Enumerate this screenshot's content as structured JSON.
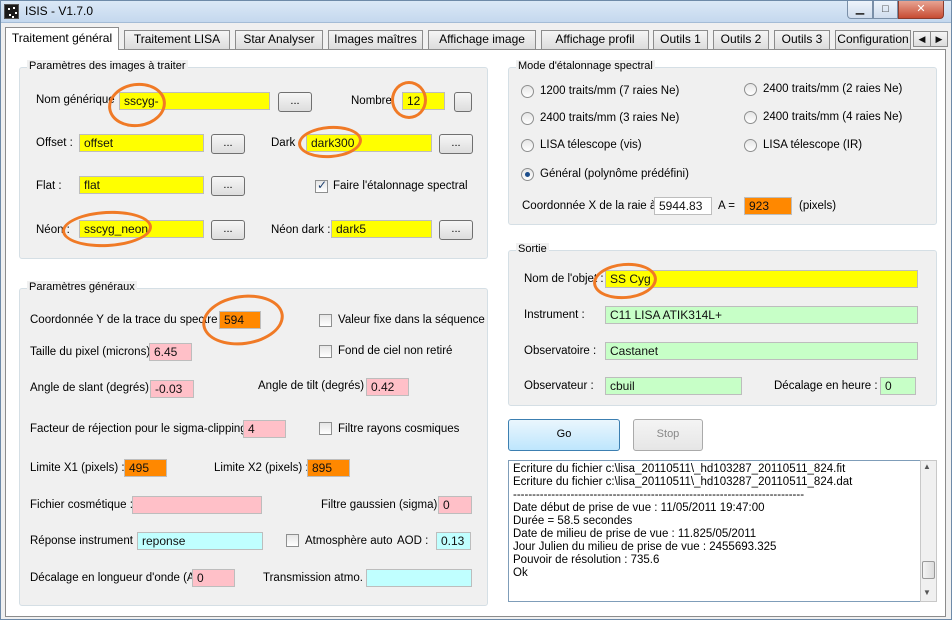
{
  "window": {
    "title": "ISIS - V1.7.0"
  },
  "tabs": [
    {
      "label": "Traitement général"
    },
    {
      "label": "Traitement LISA"
    },
    {
      "label": "Star Analyser"
    },
    {
      "label": "Images maîtres"
    },
    {
      "label": "Affichage image"
    },
    {
      "label": "Affichage profil"
    },
    {
      "label": "Outils 1"
    },
    {
      "label": "Outils 2"
    },
    {
      "label": "Outils 3"
    },
    {
      "label": "Configuration"
    }
  ],
  "images": {
    "title": "Paramètres des images à traiter",
    "generic_label": "Nom générique",
    "generic_value": "sscyg-",
    "count_label": "Nombre",
    "count_value": "12",
    "offset_label": "Offset :",
    "offset_value": "offset",
    "dark_label": "Dark :",
    "dark_value": "dark300",
    "flat_label": "Flat :",
    "flat_value": "flat",
    "spectral_cal_label": "Faire l'étalonnage spectral",
    "neon_label": "Néon :",
    "neon_value": "sscyg_neon",
    "neon_dark_label": "Néon dark :",
    "neon_dark_value": "dark5",
    "browse": "..."
  },
  "general": {
    "title": "Paramètres généraux",
    "y_label": "Coordonnée Y de la trace du spectre :",
    "y_value": "594",
    "fixed_label": "Valeur fixe dans la séquence",
    "pixel_label": "Taille du pixel (microns) :",
    "pixel_value": "6.45",
    "sky_label": "Fond de ciel non retiré",
    "slant_label": "Angle de slant (degrés) :",
    "slant_value": "-0.03",
    "tilt_label": "Angle de tilt (degrés) :",
    "tilt_value": "0.42",
    "sigma_label": "Facteur de réjection pour le sigma-clipping :",
    "sigma_value": "4",
    "cosmic_label": "Filtre rayons cosmiques",
    "x1_label": "Limite X1 (pixels) :",
    "x1_value": "495",
    "x2_label": "Limite X2 (pixels) :",
    "x2_value": "895",
    "cosmetic_label": "Fichier cosmétique :",
    "cosmetic_value": "",
    "gauss_label": "Filtre gaussien (sigma) :",
    "gauss_value": "0",
    "response_label": "Réponse instrument :",
    "response_value": "reponse",
    "atmo_label": "Atmosphère auto",
    "aod_label": "AOD :",
    "aod_value": "0.13",
    "shift_label": "Décalage en longueur d'onde (A) :",
    "shift_value": "0",
    "transmission_label": "Transmission atmo. :",
    "transmission_value": ""
  },
  "calibration": {
    "title": "Mode d'étalonnage spectral",
    "opt1": "1200 traits/mm (7 raies Ne)",
    "opt2": "2400 traits/mm (2 raies Ne)",
    "opt3": "2400 traits/mm (3 raies Ne)",
    "opt4": "2400 traits/mm (4 raies Ne)",
    "opt5": "LISA télescope (vis)",
    "opt6": "LISA télescope (IR)",
    "opt7": "Général (polynôme prédéfini)",
    "coord_label": "Coordonnée X de la raie à",
    "coord_value": "5944.83",
    "a_label": "A =",
    "a_value": "923",
    "pixels_label": "(pixels)"
  },
  "output": {
    "title": "Sortie",
    "object_label": "Nom de l'objet :",
    "object_value": "SS Cyg",
    "instrument_label": "Instrument :",
    "instrument_value": "C11 LISA ATIK314L+",
    "observatory_label": "Observatoire :",
    "observatory_value": "Castanet",
    "observer_label": "Observateur :",
    "observer_value": "cbuil",
    "hour_label": "Décalage en heure :",
    "hour_value": "0"
  },
  "actions": {
    "go": "Go",
    "stop": "Stop"
  },
  "log": [
    "Ecriture du fichier c:\\lisa_20110511\\_hd103287_20110511_824.fit",
    "Ecriture du fichier c:\\lisa_20110511\\_hd103287_20110511_824.dat",
    "----------------------------------------------------------------------------",
    "Date début de prise de vue : 11/05/2011 19:47:00",
    "Durée = 58.5 secondes",
    "Date de milieu de prise de vue : 11.825/05/2011",
    "Jour Julien du milieu de prise de vue : 2455693.325",
    "Pouvoir de résolution : 735.6",
    "Ok"
  ],
  "colors": {
    "required": "#ffff00",
    "numeric": "#ffc0c8",
    "measured": "#ff8800",
    "meta": "#c7ffc7",
    "optional": "#c0ffff",
    "annotation": "#f07a26"
  }
}
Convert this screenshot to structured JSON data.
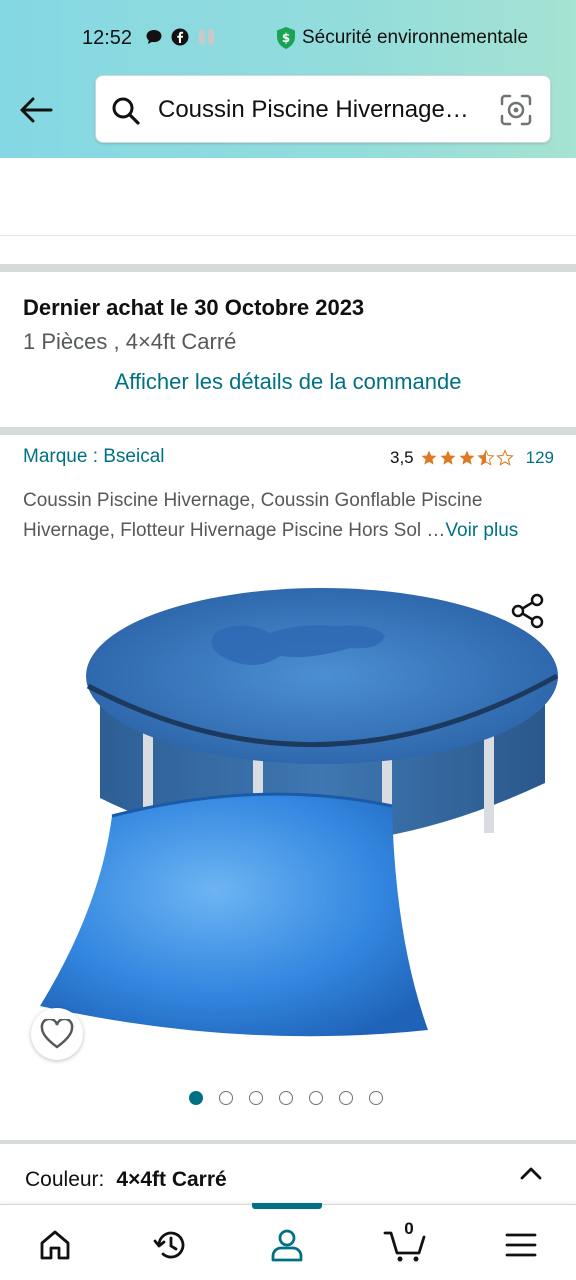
{
  "status_bar": {
    "time": "12:52",
    "security_text": "Sécurité environnementale"
  },
  "search": {
    "query": "Coussin Piscine Hivernage…"
  },
  "purchase": {
    "title": "Dernier achat le 30 Octobre 2023",
    "subtitle": "1 Pièces , 4×4ft Carré",
    "order_link": "Afficher les détails de la commande"
  },
  "product": {
    "brand": "Marque : Bseical",
    "rating_value": "3,5",
    "rating_stars": 3.5,
    "rating_count": "129",
    "description": "Coussin Piscine Hivernage, Coussin Gonflable Piscine Hivernage, Flotteur Hivernage Piscine Hors Sol …",
    "more_link": "Voir plus",
    "image_count": 7,
    "image_index": 1
  },
  "variant": {
    "label": "Couleur:",
    "value": "4×4ft Carré"
  },
  "nav": {
    "cart_count": "0",
    "items": [
      "home-icon",
      "history-icon",
      "account-icon",
      "cart-icon",
      "menu-icon"
    ]
  },
  "colors": {
    "accent": "#007185",
    "star": "#de7921",
    "header_start": "#84d8e3",
    "header_end": "#a5e3d2"
  }
}
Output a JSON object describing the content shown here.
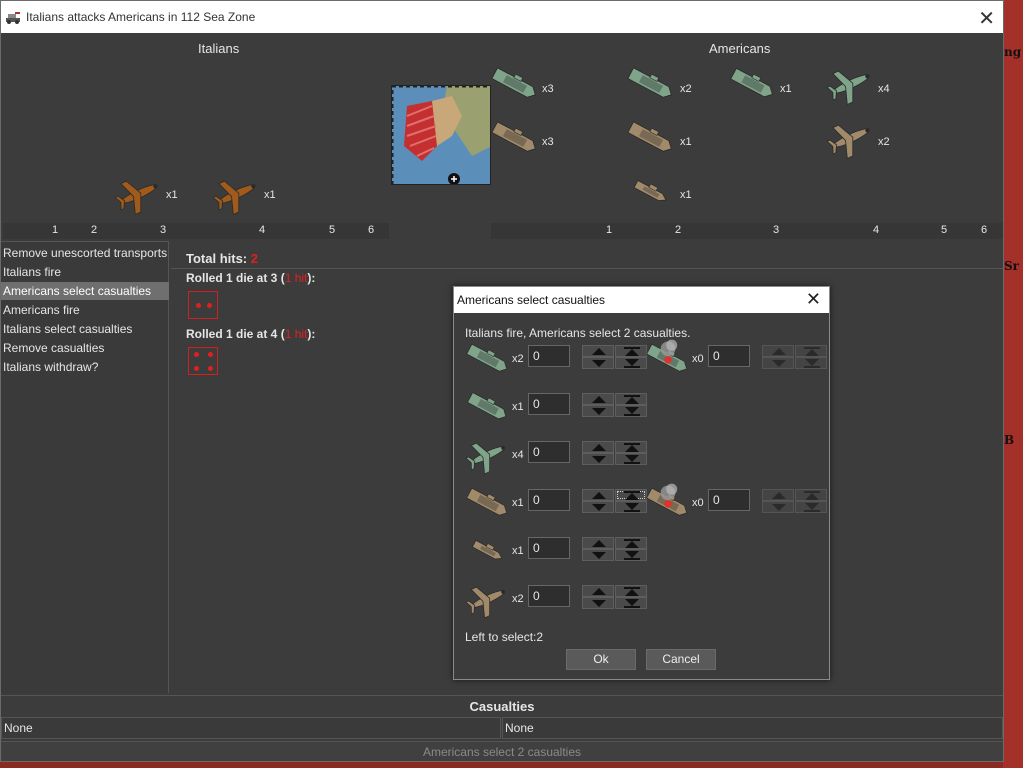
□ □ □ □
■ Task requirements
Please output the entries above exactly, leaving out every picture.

■ Your response
Enumerate this screenshot's content as structured JSON.
{
  "window": {
    "title": "ISIS - V1.7.0"
  },
  "tabs": [
    {
      "label": "Traitement général"
    },
    {
      "label": "Traitement LISA"
    },
    {
      "label": "Star Analyser"
    },
    {
      "label": "Images maîtres"
    },
    {
      "label": "Affichage image"
    },
    {
      "label": "Affichage profil"
    },
    {
      "label": "Outils 1"
    },
    {
      "label": "Outils 2"
    },
    {
      "label": "Outils 3"
    },
    {
      "label": "Configuration"
    }
  ],
  "images": {
    "title": "Paramètres des images à traiter",
    "generic_label": "Nom générique",
    "generic_value": "sscyg-",
    "count_label": "Nombre",
    "count_value": "12",
    "offset_label": "Offset :",
    "offset_value": "offset",
    "dark_label": "Dark :",
    "dark_value": "dark300",
    "flat_label": "Flat :",
    "flat_value": "flat",
    "spectral_cal_label": "Faire l'étalonnage spectral",
    "neon_label": "Néon :",
    "neon_value": "sscyg_neon",
    "neon_dark_label": "Néon dark :",
    "neon_dark_value": "dark5",
    "browse": "..."
  },
  "general": {
    "title": "Paramètres généraux",
    "y_label": "Coordonnée Y de la trace du spectre :",
    "y_value": "594",
    "fixed_label": "Valeur fixe dans la séquence",
    "pixel_label": "Taille du pixel (microns) :",
    "pixel_value": "6.45",
    "sky_label": "Fond de ciel non retiré",
    "slant_label": "Angle de slant (degrés) :",
    "slant_value": "-0.03",
    "tilt_label": "Angle de tilt (degrés) :",
    "tilt_value": "0.42",
    "sigma_label": "Facteur de réjection pour le sigma-clipping :",
    "sigma_value": "4",
    "cosmic_label": "Filtre rayons cosmiques",
    "x1_label": "Limite X1 (pixels) :",
    "x1_value": "495",
    "x2_label": "Limite X2 (pixels) :",
    "x2_value": "895",
    "cosmetic_label": "Fichier cosmétique :",
    "cosmetic_value": "",
    "gauss_label": "Filtre gaussien (sigma) :",
    "gauss_value": "0",
    "response_label": "Réponse instrument :",
    "response_value": "reponse",
    "atmo_label": "Atmosphère auto",
    "aod_label": "AOD :",
    "aod_value": "0.13",
    "shift_label": "Décalage en longueur d'onde (A) :",
    "shift_value": "0",
    "transmission_label": "Transmission atmo. :",
    "transmission_value": ""
  },
  "calibration": {
    "title": "Mode d'étalonnage spectral",
    "opt1": "1200 traits/mm (7 raies Ne)",
    "opt2": "2400 traits/mm (2 raies Ne)",
    "opt3": "2400 traits/mm (3 raies Ne)",
    "opt4": "2400 traits/mm (4 raies Ne)",
    "opt5": "LISA télescope (vis)",
    "opt6": "LISA télescope (IR)",
    "opt7": "Général (polynôme prédéfini)",
    "coord_label": "Coordonnée X de la raie à",
    "coord_value": "5944.83",
    "a_label": "A =",
    "a_value": "923",
    "pixels_label": "(pixels)"
  },
  "output": {
    "title": "Sortie",
    "object_label": "Nom de l'objet :",
    "object_value": "SS Cyg",
    "instrument_label": "Instrument :",
    "instrument_value": "C11 LISA ATIK314L+",
    "observatory_label": "Observatoire :",
    "observatory_value": "Castanet",
    "observer_label": "Observateur :",
    "observer_value": "cbuil",
    "hour_label": "Décalage en heure :",
    "hour_value": "0"
  },
  "actions": {
    "go": "Go",
    "stop": "Stop"
  },
  "log": [
    "Ecriture du fichier c:\\lisa_20110511\\_hd103287_20110511_824.fit",
    "Ecriture du fichier c:\\lisa_20110511\\_hd103287_20110511_824.dat",
    "----------------------------------------------------------------------------",
    "Date début de prise de vue : 11/05/2011 19:47:00",
    "Durée = 58.5 secondes",
    "Date de milieu de prise de vue : 11.825/05/2011",
    "Jour Julien du milieu de prise de vue : 2455693.325",
    "Pouvoir de résolution : 735.6",
    "Ok"
  ],
  "colors": {
    "required": "#ffff00",
    "numeric": "#ffc0c8",
    "measured": "#ff8800",
    "meta": "#c7ffc7",
    "optional": "#c0ffff",
    "annotation": "#f07a26"
  }
}
Convert this screenshot to structured JSON data.
{
  "status_bar": {
    "time": "12:52",
    "security_text": "Sécurité environnementale"
  },
  "search": {
    "query": "Coussin Piscine Hivernage…"
  },
  "purchase": {
    "title": "Dernier achat le 30 Octobre 2023",
    "subtitle": "1 Pièces , 4×4ft Carré",
    "order_link": "Afficher les détails de la commande"
  },
  "product": {
    "brand": "Marque : Bseical",
    "rating_value": "3,5",
    "rating_stars": 3.5,
    "rating_count": "129",
    "description": "Coussin Piscine Hivernage, Coussin Gonflable Piscine Hivernage, Flotteur Hivernage Piscine Hors Sol …",
    "more_link": "Voir plus",
    "image_count": 7,
    "image_index": 1
  },
  "variant": {
    "label": "Couleur:",
    "value": "4×4ft Carré"
  },
  "nav": {
    "cart_count": "0",
    "items": [
      "home-icon",
      "history-icon",
      "account-icon",
      "cart-icon",
      "menu-icon"
    ]
  },
  "colors": {
    "accent": "#007185",
    "star": "#de7921",
    "header_start": "#84d8e3",
    "header_end": "#a5e3d2"
  }
}
Output a JSON object describing the content shown here.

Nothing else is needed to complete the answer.